  2. Ensure that Quality Measurement and Improvement is a key component. Bundled payments are meant to be a value-based initiative, which means that quality and outcomes should be measured. Patient-reported improvement in functionality should be on the list of quality measures, as well as pain and pain management. Once bundled payments are adopted as a mainstream specialty reimbursement, selection and reimbursement indexed to quality will also follow. Early adopters should establish data and performance improvement into the culture shift that will accompany transition to bundled payments.
  3. Create feedback loop with Primary Care Physicians (PCPs), not only to ensure better continuity of care, but also to gain insight into the ongoing functionality improvements for patients. PCPs should provide information back to specialty groups on patient outcomes at extended intervals so that specialists can understand the long-term implications of their procedures and treatments.
  4. Seek early opportunities to form and demonstrate bundled payments, and identify areas of Risk. Medicare’s BCPI program or single insurer arrangements are a good beginning, but specialists should develop their bundled payments initiatives for all types of patients and a variety of coverage. A bundled payment initiative should not be directed only to the lowest risk patients; rather, it should be based on all risk levels and socio-economic groups. Participation in multiple insurer and payer initiatives will help groups structure exclusions or extra payments for outlier cases and individuals of varying risk levels.
  5. Safeguard patients with shared decision-making processes. The creation of care episodes should not be construed to exempt providers from clear discussions of benefit and harm related to the procedure or treatment. There is a potential danger that we shift the emphasis to the shopping part of the health care transaction, at the expense of informed decision-making. One way to alleviate this is to define the process of decision-making, and measure that activity separately, along with the patient decision.

Bundled payments have been part of the mix of cost control tools for a long time, but are only recently getting serious inspection. As costs continue to rise, along with medical debt, the options for simply pushing costs off on consumers will become less tenable. The possibility of bundled payments as a central feature of specialty reimbursement is very likely to be on the horizon, regardless of what happens with Medicare. The advantages of bundled payments, which can be adjusted to patient risk, evaluated for quality and outcomes, and which motivate coordination of care, are too good to be ignored.

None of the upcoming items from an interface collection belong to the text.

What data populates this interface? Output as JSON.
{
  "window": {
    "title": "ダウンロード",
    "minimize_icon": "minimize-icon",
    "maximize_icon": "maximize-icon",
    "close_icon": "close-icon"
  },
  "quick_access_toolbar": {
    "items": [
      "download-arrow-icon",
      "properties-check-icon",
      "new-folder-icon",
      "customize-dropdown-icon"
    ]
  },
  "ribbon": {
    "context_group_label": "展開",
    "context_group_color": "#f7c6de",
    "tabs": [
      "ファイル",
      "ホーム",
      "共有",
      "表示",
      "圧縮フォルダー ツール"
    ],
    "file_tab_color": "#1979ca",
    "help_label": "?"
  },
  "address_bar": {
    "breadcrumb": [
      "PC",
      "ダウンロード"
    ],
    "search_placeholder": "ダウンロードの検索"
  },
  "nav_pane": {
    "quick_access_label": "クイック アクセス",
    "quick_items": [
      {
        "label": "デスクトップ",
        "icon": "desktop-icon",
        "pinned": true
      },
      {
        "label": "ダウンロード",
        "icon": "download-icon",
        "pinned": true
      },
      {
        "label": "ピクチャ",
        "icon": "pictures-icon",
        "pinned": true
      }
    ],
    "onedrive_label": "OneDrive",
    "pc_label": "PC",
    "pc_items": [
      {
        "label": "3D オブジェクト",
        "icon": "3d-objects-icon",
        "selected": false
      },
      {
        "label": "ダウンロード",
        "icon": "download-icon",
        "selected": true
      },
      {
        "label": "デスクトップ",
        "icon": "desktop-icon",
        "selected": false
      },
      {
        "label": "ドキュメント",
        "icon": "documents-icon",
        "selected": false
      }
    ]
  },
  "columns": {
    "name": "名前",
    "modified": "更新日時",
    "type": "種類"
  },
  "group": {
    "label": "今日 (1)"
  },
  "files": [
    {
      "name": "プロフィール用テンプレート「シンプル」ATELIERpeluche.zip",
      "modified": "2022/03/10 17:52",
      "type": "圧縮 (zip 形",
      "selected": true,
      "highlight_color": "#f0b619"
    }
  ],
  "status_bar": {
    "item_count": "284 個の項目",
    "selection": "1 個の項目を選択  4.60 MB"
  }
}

Founded as ICLOPS in 2002, Roji Health Intelligence guides health care systems, providers and patients on the path to better health through Solutions that help providers improve their value and succeed in Risk. Roji Health Intelligence is a CMS Qualified Clinical Data Registry.

Image Credit: Rubén Bagüés